- **Work to be completed**: Every line in the records below that holds the word "icon" is to be copied.

── Provided records ──

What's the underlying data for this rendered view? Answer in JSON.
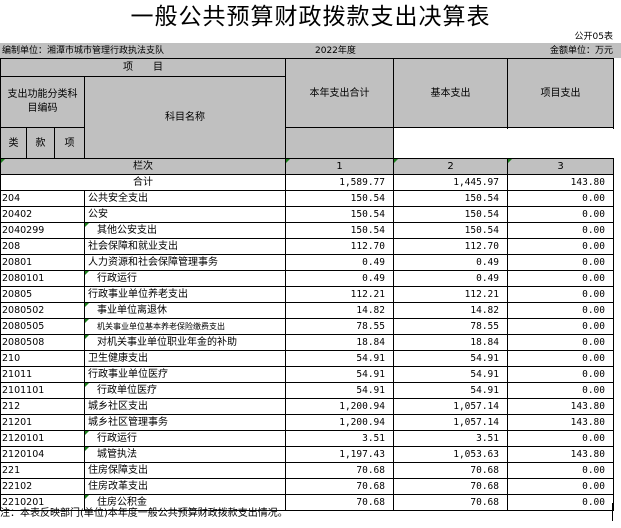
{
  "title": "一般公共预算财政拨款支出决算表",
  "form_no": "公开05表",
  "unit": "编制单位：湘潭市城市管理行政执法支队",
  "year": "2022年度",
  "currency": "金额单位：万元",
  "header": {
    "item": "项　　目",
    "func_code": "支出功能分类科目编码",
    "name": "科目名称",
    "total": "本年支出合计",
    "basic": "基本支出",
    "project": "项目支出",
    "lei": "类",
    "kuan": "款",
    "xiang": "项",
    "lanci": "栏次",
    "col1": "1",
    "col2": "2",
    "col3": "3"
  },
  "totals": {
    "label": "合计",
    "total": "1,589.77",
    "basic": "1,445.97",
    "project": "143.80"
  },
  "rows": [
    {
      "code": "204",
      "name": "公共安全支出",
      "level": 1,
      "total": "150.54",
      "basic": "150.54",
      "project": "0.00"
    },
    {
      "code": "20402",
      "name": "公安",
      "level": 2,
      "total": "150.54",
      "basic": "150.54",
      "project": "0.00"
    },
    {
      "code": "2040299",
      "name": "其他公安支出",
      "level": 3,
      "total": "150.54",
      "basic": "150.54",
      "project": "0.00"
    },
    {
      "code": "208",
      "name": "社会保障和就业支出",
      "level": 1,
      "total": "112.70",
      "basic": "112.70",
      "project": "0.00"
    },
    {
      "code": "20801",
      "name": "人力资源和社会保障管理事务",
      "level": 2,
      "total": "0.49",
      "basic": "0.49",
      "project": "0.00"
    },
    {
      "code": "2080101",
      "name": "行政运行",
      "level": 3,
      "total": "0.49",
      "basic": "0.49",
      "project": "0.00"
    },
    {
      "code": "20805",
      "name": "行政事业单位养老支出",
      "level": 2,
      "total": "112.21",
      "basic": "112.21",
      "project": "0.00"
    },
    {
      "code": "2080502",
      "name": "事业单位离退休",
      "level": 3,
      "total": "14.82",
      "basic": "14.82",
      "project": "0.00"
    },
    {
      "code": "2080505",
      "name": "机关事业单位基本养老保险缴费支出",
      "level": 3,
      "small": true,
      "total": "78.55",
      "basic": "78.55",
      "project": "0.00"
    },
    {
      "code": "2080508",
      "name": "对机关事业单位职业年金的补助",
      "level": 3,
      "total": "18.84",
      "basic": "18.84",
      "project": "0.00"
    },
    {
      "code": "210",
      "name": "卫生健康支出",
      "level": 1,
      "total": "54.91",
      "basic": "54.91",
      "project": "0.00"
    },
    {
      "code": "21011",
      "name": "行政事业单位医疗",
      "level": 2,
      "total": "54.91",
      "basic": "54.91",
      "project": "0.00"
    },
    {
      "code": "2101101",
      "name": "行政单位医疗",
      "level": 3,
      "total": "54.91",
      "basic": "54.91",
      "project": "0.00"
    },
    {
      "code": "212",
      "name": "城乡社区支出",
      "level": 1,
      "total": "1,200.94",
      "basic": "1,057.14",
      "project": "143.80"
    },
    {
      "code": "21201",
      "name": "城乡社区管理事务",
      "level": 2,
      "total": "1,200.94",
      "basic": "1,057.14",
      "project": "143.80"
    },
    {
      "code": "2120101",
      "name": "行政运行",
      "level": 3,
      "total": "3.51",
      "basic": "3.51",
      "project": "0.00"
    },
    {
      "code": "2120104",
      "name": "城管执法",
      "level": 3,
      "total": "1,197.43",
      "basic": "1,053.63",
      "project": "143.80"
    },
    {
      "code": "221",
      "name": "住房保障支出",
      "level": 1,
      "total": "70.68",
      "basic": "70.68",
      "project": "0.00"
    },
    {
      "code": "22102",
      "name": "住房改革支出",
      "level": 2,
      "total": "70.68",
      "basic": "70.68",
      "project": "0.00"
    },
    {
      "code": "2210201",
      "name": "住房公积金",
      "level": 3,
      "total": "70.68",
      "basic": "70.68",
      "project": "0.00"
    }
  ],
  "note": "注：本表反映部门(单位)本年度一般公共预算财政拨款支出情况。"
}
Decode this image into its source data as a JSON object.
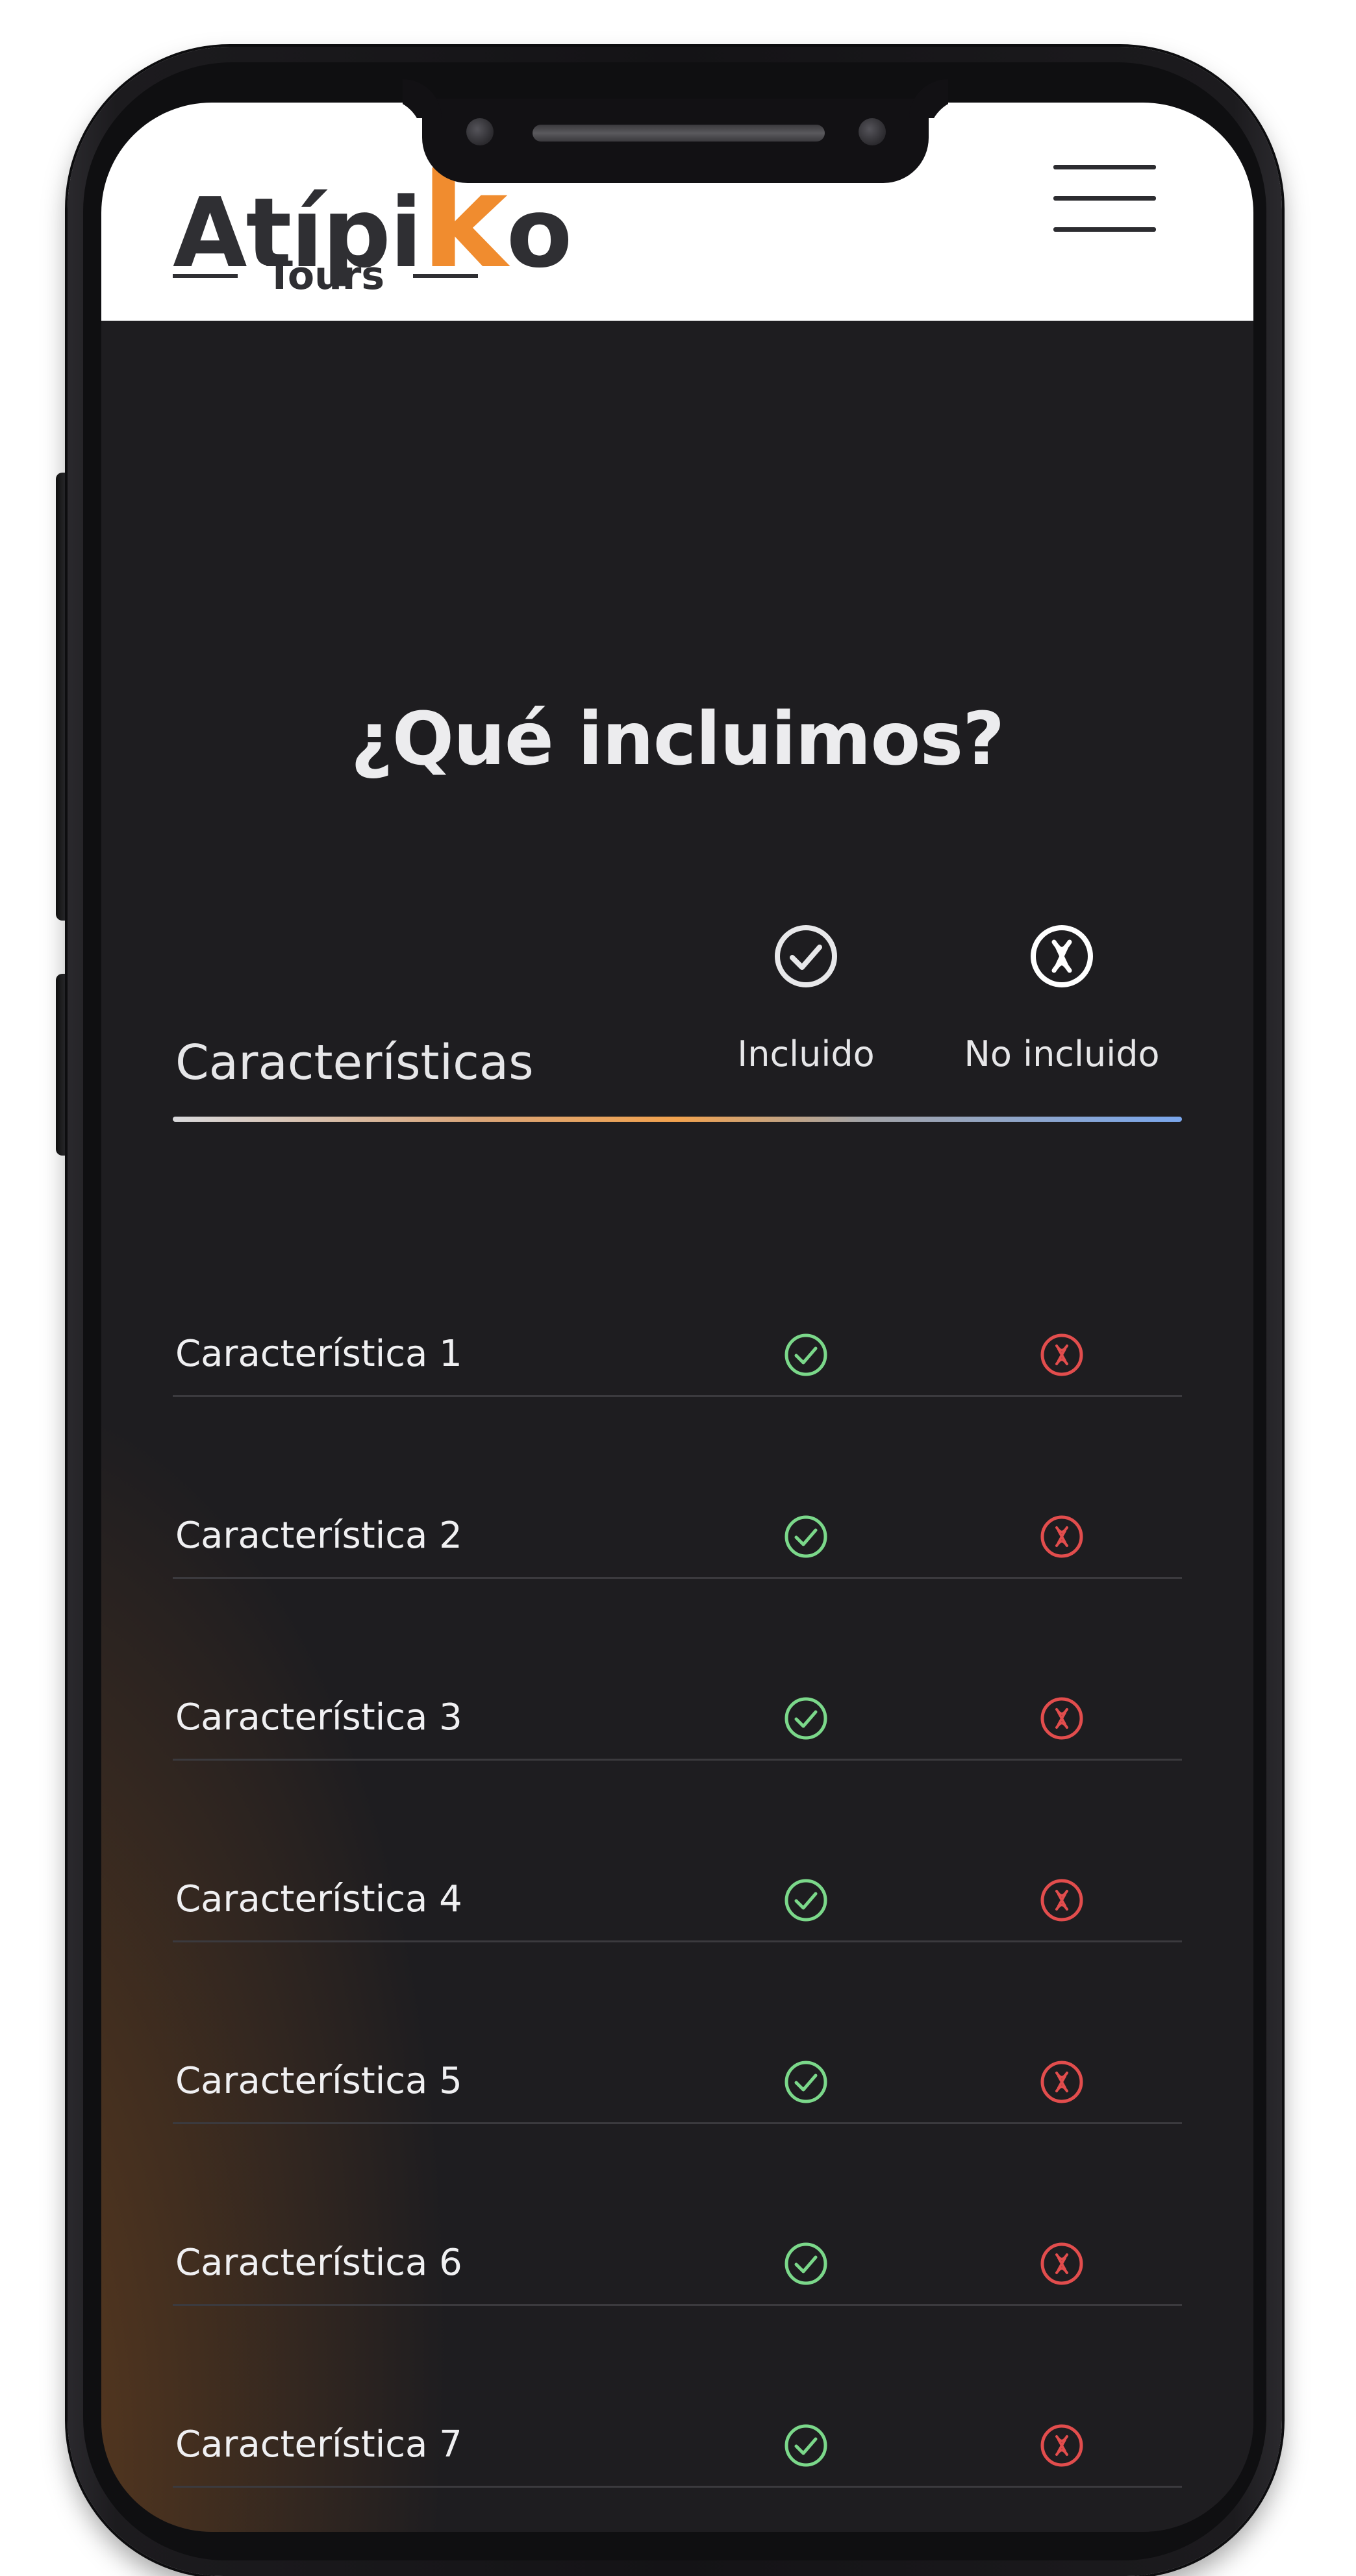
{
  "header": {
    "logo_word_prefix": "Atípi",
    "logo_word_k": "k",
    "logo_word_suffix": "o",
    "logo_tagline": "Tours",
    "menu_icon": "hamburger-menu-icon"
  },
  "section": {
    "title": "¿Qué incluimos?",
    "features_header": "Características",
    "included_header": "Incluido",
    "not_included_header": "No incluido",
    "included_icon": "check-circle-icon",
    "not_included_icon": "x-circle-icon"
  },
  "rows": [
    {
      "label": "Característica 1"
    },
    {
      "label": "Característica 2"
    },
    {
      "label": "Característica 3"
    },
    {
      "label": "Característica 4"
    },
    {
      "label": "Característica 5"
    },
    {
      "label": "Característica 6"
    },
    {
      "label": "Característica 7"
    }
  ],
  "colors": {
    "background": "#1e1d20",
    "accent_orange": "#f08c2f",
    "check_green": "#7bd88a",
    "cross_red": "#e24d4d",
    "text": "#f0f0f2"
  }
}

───

- **Solution**:
    "menu_icon": "hamburger-menu-icon"
    "included_icon": "check-circle-icon",
    "not_included_icon": "x-circle-icon"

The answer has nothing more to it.